Hiya- recipe looks yummy- very similar to what my Italian dad ate quite often (with the addition of garlic & copious amounts of black pepper haha)- but on a side note- when you’re waxing lyrically above above imagining JC arriving to France, by ship, she wouldn’t have been “jetlagged” ;-) because that is only a result of traveling by air (…or jet) so that your body clock hasn’t had time to catch up with the new local time it finds itself in after the travel…. whereas, when you travel by boat, your body adjusts slowly as it slowly moves through different time zones… Just an FYI from a boat & travel nerd lol.
But I look fwd to trying the recipe! :-)
Very good point about not being jetlagged!!☺️ Though I imagine that even crossing the Atlantic by ship, especially back then, must have been a different kind of tiring!

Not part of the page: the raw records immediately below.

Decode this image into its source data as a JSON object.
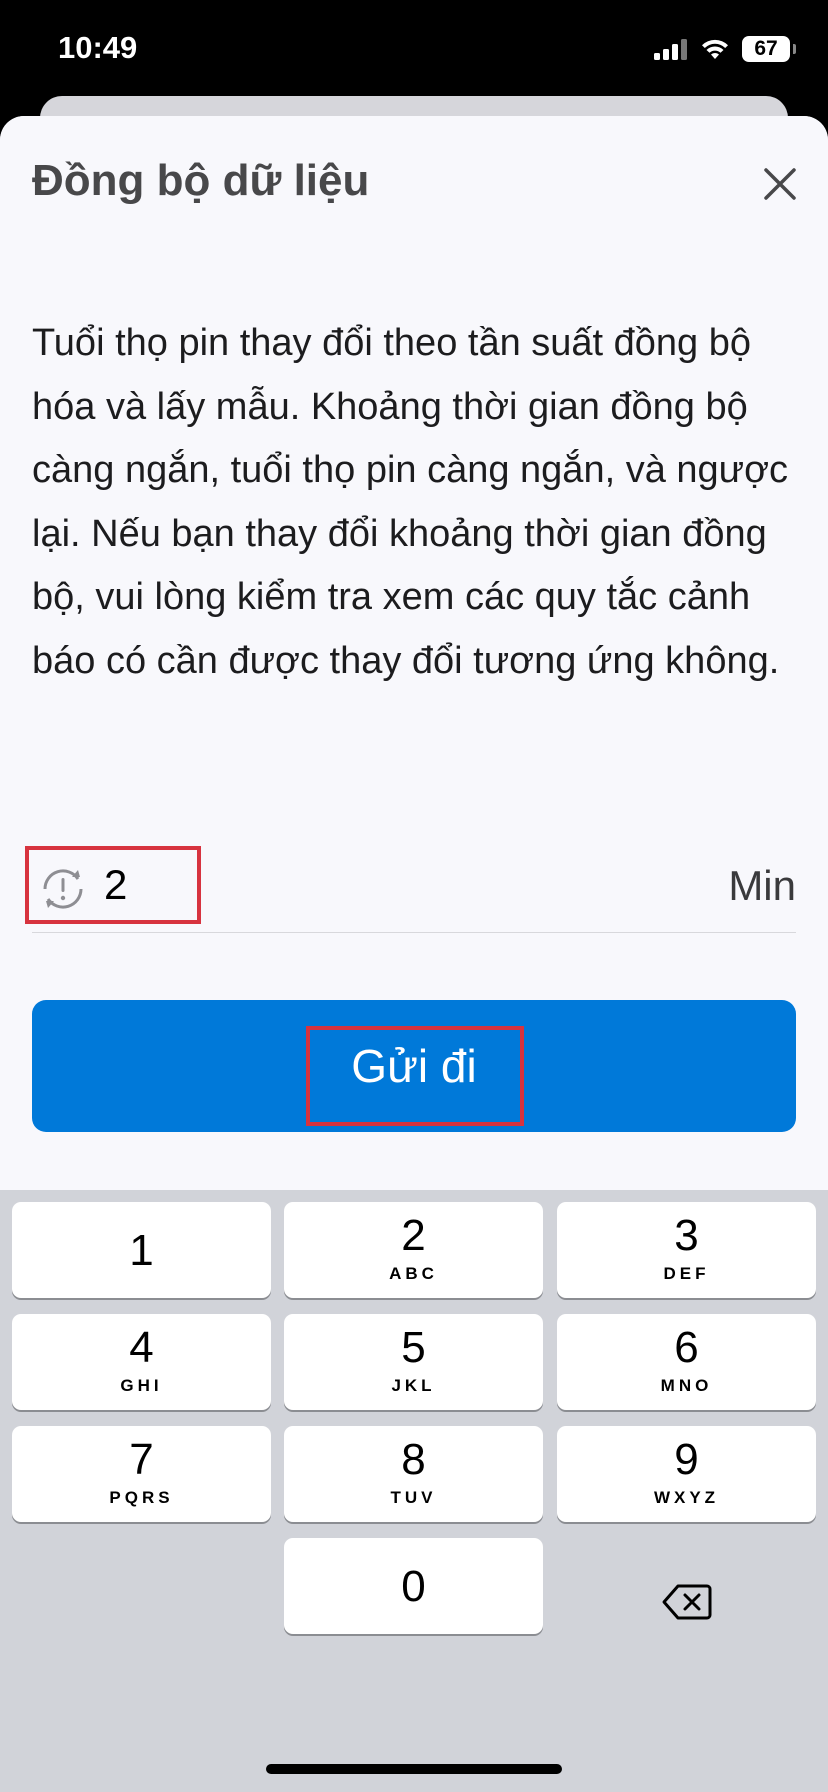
{
  "status_bar": {
    "time": "10:49",
    "battery": "67",
    "icons": [
      "signal-icon",
      "wifi-icon",
      "battery-icon"
    ]
  },
  "sheet": {
    "title": "Đồng bộ dữ liệu",
    "close_icon": "close-icon",
    "description": "Tuổi thọ pin thay đổi theo tần suất đồng bộ hóa và lấy mẫu. Khoảng thời gian đồng bộ càng ngắn, tuổi thọ pin càng ngắn, và ngược lại. Nếu bạn thay đổi khoảng thời gian đồng bộ, vui lòng kiểm tra xem các quy tắc cảnh báo có cần được thay đổi tương ứng không.",
    "interval": {
      "icon": "sync-alert-icon",
      "value": "2",
      "unit": "Min"
    },
    "submit_label": "Gửi đi"
  },
  "keyboard": {
    "keys": [
      {
        "digit": "1",
        "letters": ""
      },
      {
        "digit": "2",
        "letters": "ABC"
      },
      {
        "digit": "3",
        "letters": "DEF"
      },
      {
        "digit": "4",
        "letters": "GHI"
      },
      {
        "digit": "5",
        "letters": "JKL"
      },
      {
        "digit": "6",
        "letters": "MNO"
      },
      {
        "digit": "7",
        "letters": "PQRS"
      },
      {
        "digit": "8",
        "letters": "TUV"
      },
      {
        "digit": "9",
        "letters": "WXYZ"
      },
      {
        "digit": "0",
        "letters": ""
      }
    ],
    "delete_icon": "backspace-icon"
  },
  "colors": {
    "accent": "#0079d9",
    "highlight": "#d7333f",
    "sheet_bg": "#f8f8fc",
    "keyboard_bg": "#d1d3d9"
  }
}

I hope you enjoy the recipe – adding lots of garlic is something I do sometimes, too!
What fish can be substituted for sole?
Hi Gay! Some good substitutes for sole are flounder or cod. I hope that helps!
This recipe was perfect. Used grey sole, parsley from the garden and Meyer Lemons. Will definitely make this many more times. Thanks for the great recipe. Easy and delicious!!❤️
I’m so happy you loved it, Alison! I just made it again myself last night — it’s such a family favorite! I bet it was amazing from your homegrown parsley and Meyers!
thank you for this recipe and reminder that, yes, I do like fish (not most), a great reminder of a wonderful classic!
You’re so welcome, Sabrina!! Fish is so wonderful, especially when simply made!